For the second time, the United States Senate has voted to end President Donald Trump's emergency declaration regarding the southern border with a 54-to-41 majority.
While 11 Republicans joined with the chamber's Democrats in voting to terminate the state of emergency, the measure failed to gain the two-thirds majority necessary to be veto proof.
Senate votes again to END Trump's emergency border declaration. 11 Republicans voted in favor of the measure: Ale… https://t.co/V8OOGPOaN7— Nate Madden (@Nate Madden) 1569431680.0
One of the Republicans who voted to end the declaration, Mike Lee (Utah) later was quoted as saying, "Congress is supposed to be the first among the federal government's three co-equal branches. For decades, Congress has been giving far too much legislative power to the executive branch."
The Senate also voted to end the emergency declaration in March, but that effort failed to overcome the president's veto. Then, 12 Republicans voted against the declaration. That dozen included Sen. Marco Rubio, R-Fla., who didn't vote on Wednesday.
President Trump's national emergency declaration, which he issued in February at the conclusion of a government shutdown, has allowed the administration to redirect Pentagon funds in order to construct physical security along the U.S.-Mexico border. The Supreme Court undid a lower court injunction blocking the administration from doing so in July.
The redirection of those federal monies, however, has come under renewed scrutiny in recent weeks after the Pentagon announced that $3.6 billion in funds would be cut from various D0D construction projects and used instead for border security.
"A vote for the president today is a vote in favor of cutting money for our military and slashing support for critical military projects in red states as well as blue," Senate Minority Leader Chuck Schumer, D-N.Y., who pledged to force the vote earlier this week, said Wednesday.
Under the National Emergencies Act, Democrats are able to force votes to end the emergency declaration every six months.
During his remarks Wednesday from the Senate floor, Majority Leader Mitch McConnell, R-Ky., dismissed the effort as a "show vote" forced by chamber Democrats.
"Unwilling to work with the president and Senate Republicans on a long-term bipartisan solution for border security, Senate Democrats are making us repeat the same show vote again," McConnell said, urging his fellow Republicans to vote against the resolution.
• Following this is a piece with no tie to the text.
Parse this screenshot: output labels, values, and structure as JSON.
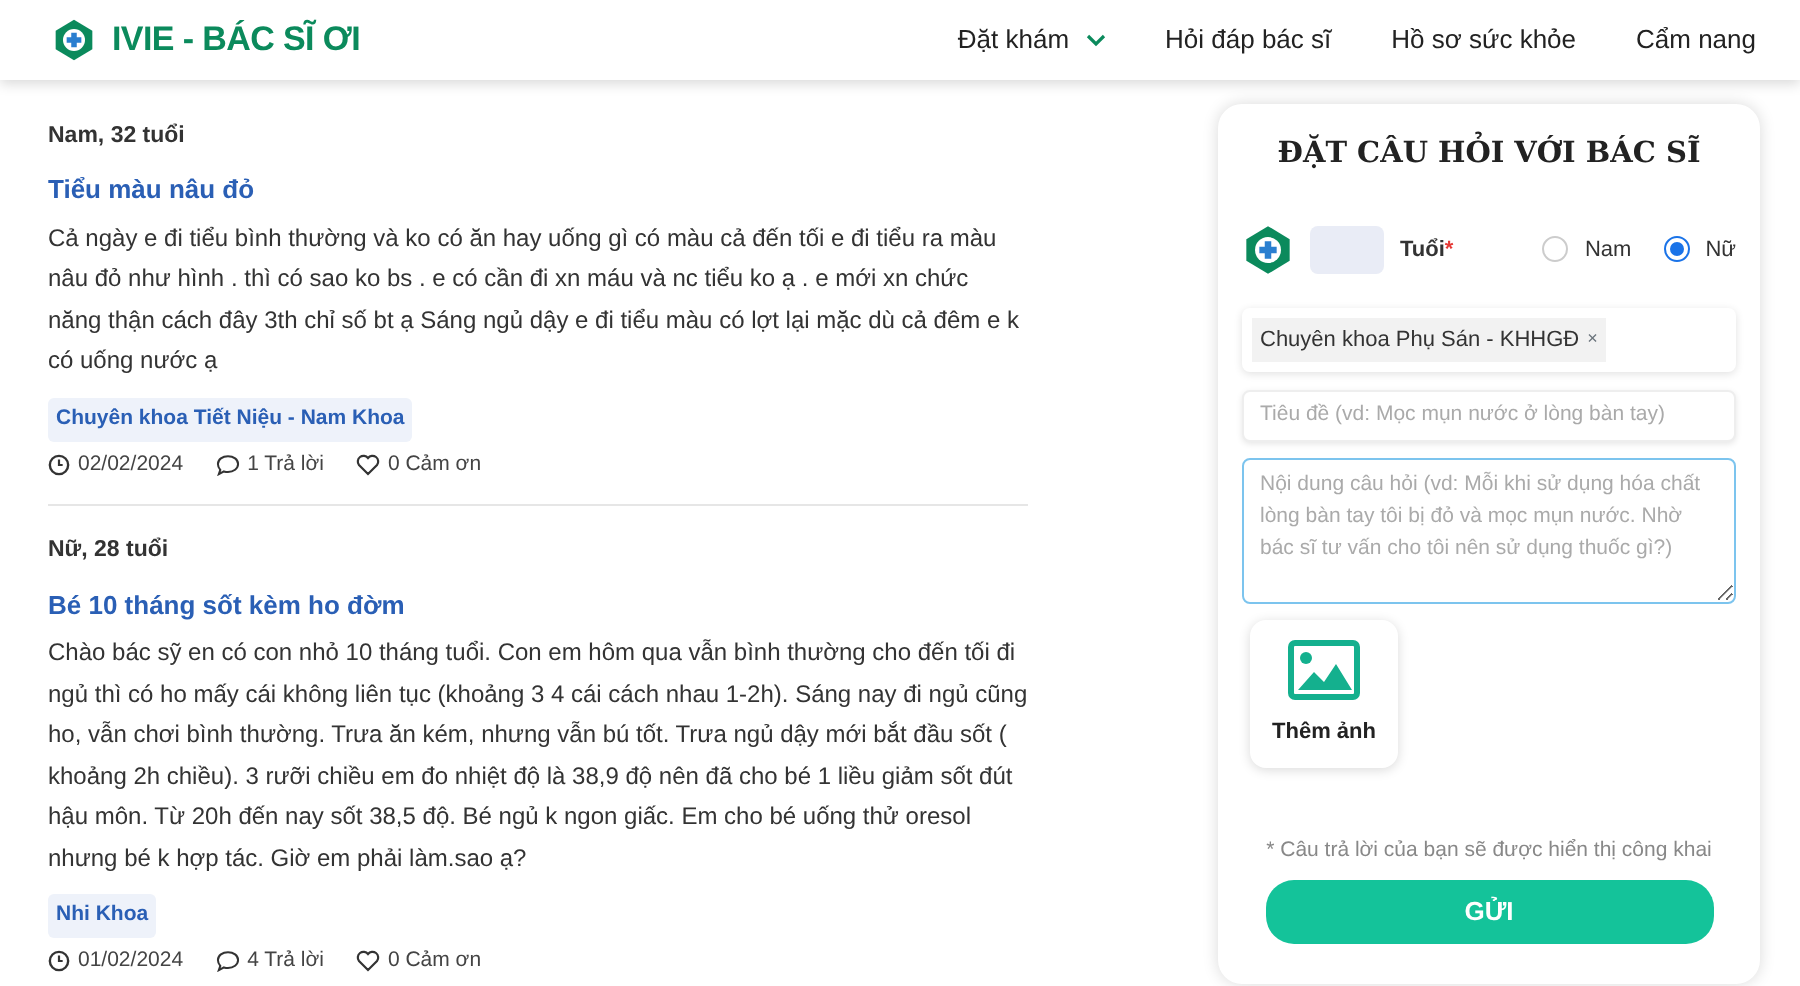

"It is shameful that our lawmakers have refused to act to fix the [border] crisis," Heritage Action executive director Tim Chapman told Blaze Media after the vote, "and today's Senate vote to overturn the President's declaration has endangered our nation and prevented our law enforcement from doing its job."